Deep retrofits are one of the most effective ways of reducing household vulnerability to shocks from fluctuating fossil fuel prices

The Government’s national retrofit scheme is a bright light in a bleak winter as soaring energy prices cause havoc across the economy and inflict a merciless blow to household incomes. Deep retrofits are one of the most effective ways of reducing household vulnerability to shocks arising from fluctuating fossil fuel prices. They make for more comfortable homesand result in lower air pollution.

With a State spend of €8 billion, the ambition cannot be disputed, and it responds to the urgent need for transformative climate action. The scheme is attempting to rachet up retrofitting from a low base by addressing previous complexities and high up-front costs for householders.

Just 10 “deep” retrofits (to at least an A3 energy rating) were achieved under Sustainable Energy Authority of Ireland schemes in 2021. While the Government’s 2030 target of 500,000 homes to B2 standard would make a big impact, deep retrofits to an A rating must be prioritised to reach net-zero emissions by 2050 at the latest.

Significant new elements have been added to the mix, including one-stop shops to process grant applications and to project-manage works, and revamped SEAI grants as limits are increased to up to 50 per cent of cost – with a €25,000 maximum. A careful balancing of construction sector priorities over the next decade will be needed, however, as the housing supply crisis is likely to persist. Already, some other potentially troublesome issues are on the horizon, notably glaring skill shortages and rising inflation which risks undermining efforts to provide low-interest finance to prompt uptake.

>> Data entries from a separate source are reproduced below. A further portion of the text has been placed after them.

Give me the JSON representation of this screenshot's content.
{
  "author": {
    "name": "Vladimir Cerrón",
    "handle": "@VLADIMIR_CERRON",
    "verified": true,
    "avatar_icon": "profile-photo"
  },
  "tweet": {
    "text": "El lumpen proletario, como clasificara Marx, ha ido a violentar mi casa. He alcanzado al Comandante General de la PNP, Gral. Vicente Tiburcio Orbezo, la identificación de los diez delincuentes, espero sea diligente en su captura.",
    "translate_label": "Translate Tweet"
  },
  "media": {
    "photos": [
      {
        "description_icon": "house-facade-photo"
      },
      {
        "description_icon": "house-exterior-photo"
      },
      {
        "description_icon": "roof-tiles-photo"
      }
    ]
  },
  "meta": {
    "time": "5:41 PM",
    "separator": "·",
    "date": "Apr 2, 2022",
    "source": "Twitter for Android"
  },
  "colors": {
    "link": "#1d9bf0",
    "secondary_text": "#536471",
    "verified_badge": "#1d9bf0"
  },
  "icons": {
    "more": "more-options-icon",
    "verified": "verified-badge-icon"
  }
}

With output needing to exceed 75,000 houses a year from 2026, an essential catalyst will be having enough one-stop shops. In most cases they will be in the form of alliances between construction companies and energy providers, though there will also be a place for smaller agencies in particular parts of the country. The Coalition’s efforts to address residential emissions are creditable, but ultimately it is delivery that will determine success or failure.